July 1, 2011, china.auto.net

Pinnacle Engines Aims to Slash Fuel Consumption by 25 to 50 Percent

June 29, 2011, Greentech Media

Although electric cars tend to grab most of the headlines, established companies and a select group of startups like Achates Power and EcoMotors are tinkering with ways to improve the efficiency of internal combustion engines.

Another Company Developing Fuel-Efficient, Opposed-Piston Engine

June 17, 2011, Heavy Duty Trucking

"Pistons stay cooler and less heat is rejected than in current four-stroke diesels, which allows use of a smaller cooling system. Lab testing shows the Achates has 12 to 16 percent better brake-specific fuel efficiency. And if a modern four-stroke diesel's thermodynamic efficiency is 45 to 46 percent, then the Achates engine's "is on the order of 50 percent, and we have a road map to go to 55 percent," says Achates' president, David Johnson."

Achates Power Adds CTO

June 16, 2011, SoCal Tech

San Diego-based Achates Power, the developer of improved internal combustion engine technology, said today that it has named John Koszewnik as Chief Technical Officer.

8 Greentech Trends to Watch

May 11, 2011, CNN Money

"...Achates Power say their engine designs could drastically cut diesel consumption."

Can diesel be a green fuel?
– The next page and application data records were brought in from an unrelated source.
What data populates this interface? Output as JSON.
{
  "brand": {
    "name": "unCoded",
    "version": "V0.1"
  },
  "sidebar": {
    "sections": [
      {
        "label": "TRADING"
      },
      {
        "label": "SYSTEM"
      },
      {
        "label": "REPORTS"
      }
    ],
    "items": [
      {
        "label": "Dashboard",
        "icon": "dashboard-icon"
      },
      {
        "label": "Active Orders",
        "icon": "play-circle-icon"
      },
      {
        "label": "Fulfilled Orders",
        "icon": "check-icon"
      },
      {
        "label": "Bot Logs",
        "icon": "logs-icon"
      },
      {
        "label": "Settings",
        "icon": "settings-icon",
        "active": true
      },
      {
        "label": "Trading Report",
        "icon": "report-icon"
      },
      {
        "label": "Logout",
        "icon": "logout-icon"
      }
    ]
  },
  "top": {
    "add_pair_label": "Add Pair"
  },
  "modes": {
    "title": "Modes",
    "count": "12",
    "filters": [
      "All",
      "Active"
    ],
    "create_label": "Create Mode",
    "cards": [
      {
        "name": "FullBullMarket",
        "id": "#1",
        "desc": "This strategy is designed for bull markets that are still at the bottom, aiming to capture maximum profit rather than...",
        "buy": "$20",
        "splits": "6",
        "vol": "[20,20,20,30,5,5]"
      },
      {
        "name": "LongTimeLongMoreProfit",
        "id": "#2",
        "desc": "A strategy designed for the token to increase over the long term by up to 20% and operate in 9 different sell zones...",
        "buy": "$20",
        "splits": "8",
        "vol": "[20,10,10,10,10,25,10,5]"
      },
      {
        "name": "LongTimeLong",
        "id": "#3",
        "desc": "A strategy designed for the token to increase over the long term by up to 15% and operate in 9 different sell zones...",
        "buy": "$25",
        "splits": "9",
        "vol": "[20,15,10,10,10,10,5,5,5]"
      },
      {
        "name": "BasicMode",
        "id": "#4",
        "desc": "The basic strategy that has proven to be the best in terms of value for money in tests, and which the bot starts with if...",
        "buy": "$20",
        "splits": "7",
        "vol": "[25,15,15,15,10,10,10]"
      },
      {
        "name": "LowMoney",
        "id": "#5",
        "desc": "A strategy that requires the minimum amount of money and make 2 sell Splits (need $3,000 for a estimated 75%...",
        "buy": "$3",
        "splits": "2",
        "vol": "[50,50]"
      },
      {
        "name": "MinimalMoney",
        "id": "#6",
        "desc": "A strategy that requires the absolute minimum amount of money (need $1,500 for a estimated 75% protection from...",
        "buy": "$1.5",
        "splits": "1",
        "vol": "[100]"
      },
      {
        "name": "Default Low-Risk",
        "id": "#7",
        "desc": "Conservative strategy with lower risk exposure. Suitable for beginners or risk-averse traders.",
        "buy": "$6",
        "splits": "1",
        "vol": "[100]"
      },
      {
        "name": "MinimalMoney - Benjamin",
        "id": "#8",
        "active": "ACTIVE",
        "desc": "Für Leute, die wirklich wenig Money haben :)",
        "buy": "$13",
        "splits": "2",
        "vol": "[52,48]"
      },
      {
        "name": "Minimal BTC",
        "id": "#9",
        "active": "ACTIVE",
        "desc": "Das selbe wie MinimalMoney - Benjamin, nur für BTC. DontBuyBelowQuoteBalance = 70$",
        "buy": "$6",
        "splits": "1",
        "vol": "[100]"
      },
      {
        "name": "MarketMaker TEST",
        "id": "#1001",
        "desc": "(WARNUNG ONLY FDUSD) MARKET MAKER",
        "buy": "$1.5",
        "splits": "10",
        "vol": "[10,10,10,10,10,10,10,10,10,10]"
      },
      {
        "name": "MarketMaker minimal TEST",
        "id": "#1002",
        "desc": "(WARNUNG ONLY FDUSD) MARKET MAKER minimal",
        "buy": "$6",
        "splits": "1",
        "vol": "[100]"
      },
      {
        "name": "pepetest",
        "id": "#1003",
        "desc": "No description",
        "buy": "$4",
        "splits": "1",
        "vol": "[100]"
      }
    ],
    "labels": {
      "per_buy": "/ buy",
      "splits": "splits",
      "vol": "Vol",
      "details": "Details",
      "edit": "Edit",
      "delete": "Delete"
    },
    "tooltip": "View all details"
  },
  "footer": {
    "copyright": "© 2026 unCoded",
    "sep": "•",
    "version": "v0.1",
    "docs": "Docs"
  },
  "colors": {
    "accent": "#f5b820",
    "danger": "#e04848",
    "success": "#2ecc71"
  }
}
May 8, 2011, The San Diego Union-Tribune

Sorrento Valley company working on efficient engines